Posted February 27, 2019
When it comes to breaches, we have seen this time and again: an exploited vulnerability that costs organizations millions of dollars, and consumers their private data. Zero-Day vulnerabilities are software flaws or bugs that are unknown to the software developers, and don’t yet have a patch, providing a perfect opportunity for an enterprising hacker to create an “exploit”–a type of malware specifically targeting these software vulnerabilities– costing organizations millions of dollars, and consumers their private data.
In fact, nearly 60% of organizations have cited they’ve been breached due to an unpatched vulnerability. Whether a lone wolf or a nation-state takes advantage of these vulnerabilities, the results could be catastrophic.
Vulnerabilities and Threat Actors
Data breaches caused by zero- one-day vulnerabilities are likely ones that have already affected your organization. In 2017, Equifax revealed that a breach had implicated Personally Identifiable Information (PII) of 148 million Americans. The cause of the breach? Out-of-date software that went unnoticed for 76 days. All it takes is for one bad actor to find these vulnerabilities.
One of the earliest examples of a zero-day vulnerability is a worm that infected Iranian nuclear plants. The worm slowed down the centrifuges in the plants, shutting them down completely. Upon investigation, it was found that only a nation-state could be capable of such a large scale attack with such dire consequences. Vulnerabilities and exploits like these attack every industry vertical, leaving no enterprise safe. Understanding whether your organization is targeted in these types of attacks is crucial.

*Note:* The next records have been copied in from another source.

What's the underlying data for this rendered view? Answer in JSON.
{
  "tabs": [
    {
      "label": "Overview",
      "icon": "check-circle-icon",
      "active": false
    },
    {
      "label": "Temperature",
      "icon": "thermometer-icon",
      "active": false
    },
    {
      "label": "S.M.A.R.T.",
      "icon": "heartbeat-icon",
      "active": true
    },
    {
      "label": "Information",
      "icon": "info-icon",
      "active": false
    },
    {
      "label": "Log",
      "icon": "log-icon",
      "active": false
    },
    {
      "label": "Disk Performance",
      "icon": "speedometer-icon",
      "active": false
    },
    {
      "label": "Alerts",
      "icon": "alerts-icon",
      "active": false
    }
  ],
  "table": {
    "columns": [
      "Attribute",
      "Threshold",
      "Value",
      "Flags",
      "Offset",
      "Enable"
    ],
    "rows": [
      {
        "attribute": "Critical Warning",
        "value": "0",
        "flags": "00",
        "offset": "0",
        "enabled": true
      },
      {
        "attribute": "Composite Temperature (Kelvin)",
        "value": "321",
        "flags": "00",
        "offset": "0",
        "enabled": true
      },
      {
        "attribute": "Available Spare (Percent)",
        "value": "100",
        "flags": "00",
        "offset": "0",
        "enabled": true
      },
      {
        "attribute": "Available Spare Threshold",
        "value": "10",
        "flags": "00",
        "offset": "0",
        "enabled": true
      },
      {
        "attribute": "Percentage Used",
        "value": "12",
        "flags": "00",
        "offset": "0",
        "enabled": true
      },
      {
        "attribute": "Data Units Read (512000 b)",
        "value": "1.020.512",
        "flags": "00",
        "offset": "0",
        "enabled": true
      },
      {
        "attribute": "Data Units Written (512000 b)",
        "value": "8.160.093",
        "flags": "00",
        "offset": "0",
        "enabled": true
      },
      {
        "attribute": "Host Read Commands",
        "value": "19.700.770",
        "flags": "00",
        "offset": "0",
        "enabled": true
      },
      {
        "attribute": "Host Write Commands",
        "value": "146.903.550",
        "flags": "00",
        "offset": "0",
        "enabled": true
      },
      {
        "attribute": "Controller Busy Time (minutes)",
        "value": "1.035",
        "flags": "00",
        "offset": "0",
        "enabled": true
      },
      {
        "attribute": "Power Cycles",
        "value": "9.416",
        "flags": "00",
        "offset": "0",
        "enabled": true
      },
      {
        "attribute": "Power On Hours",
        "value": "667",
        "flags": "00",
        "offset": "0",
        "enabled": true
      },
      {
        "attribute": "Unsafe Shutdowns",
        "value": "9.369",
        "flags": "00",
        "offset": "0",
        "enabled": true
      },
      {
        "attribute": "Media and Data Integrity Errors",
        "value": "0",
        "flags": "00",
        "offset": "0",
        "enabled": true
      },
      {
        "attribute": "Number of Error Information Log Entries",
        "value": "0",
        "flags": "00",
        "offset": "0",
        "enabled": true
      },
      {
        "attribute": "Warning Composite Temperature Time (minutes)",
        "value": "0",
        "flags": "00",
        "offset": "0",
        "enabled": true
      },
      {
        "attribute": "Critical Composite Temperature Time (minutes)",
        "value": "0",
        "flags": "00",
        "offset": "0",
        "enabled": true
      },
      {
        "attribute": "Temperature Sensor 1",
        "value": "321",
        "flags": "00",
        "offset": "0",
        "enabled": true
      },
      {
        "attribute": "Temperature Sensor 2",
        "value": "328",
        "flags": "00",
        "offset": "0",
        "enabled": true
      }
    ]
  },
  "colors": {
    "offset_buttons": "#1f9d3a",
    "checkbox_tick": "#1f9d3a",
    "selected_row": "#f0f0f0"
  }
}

One lone-wolf actor, Luxor2008, was discovered selling one-day software exploits on Russian Dark Web forums. A reputable seller of dangerous malwares, Luxor2008’s malware was being sold to other criminals at a price-point of 10,000 USD. The specific malware exploit, CVE-2018-8453, enables the user to bypass the Supervisor Mode Access Prevention, and is undetected by security solutions like Kaspersky Total Security 2019. The nature of this exploit could cause serious damage, and because this actor only sells on one marketplace, it is difficult for law enforcement to catch.
The Seemingly Simple Fix
These vulnerabilities are often easily fixed by patching and updating regularly; you know this, of course. It’s part of the Cybersecurity ABCs. So why don’t more organizations patch and update regularly? Many organizations wait to patch these software issues to make sure they won’t affect anything else on their systems. Often, end-point users of enterprise computer systems are not in control of patching and updating their computers—their IT department is. Updating systems may cause a void to the system warranty or licensing terms, causing a delay in patching. However, this leaves the attack window open for a threat actor to take advantage of the vulnerability. The key to defending against these vulnerabilities? Anticipating the attacks before they occur with a tailored threat model.
When assessing your organization’s patch management cycle, it is necessary for your security experts to prioritize the deployment of patches and updates. With different patches posing distinct challenges, understanding the motives behind threats as well as the relevancy of the threat to your organization is paramount to your security.
It’s not enough to just know about threat actors and unpatched vulnerabilities. Organizations need these vulnerabilities to be put into the context of their organization’s security. From there, they can understand if a) they are a certain threat actor’s target and b) if yes, do they have sufficient security relating to that actor’s specific TTPs. Otherwise, that threat will likely be of high relevance to your organization. This is where risk scoring, gap analysis, and threat modeling become highly valuable to your security analysts.
Using a platform where you can create a tailored model of an adversary, then score that threat based on relevance helps analysts to pinpoint exactly the highest priority issues and where there are gaps in the organization’s security posture. LookingGlass’ ScoutThreat™ platform allows your analysts to do just that – create robust and tailored threat models, score those threats, and then perform gap analysis. Organizations can no longer afford to have a defensive strategy — learn more about LookingGlass ScoutThreat here.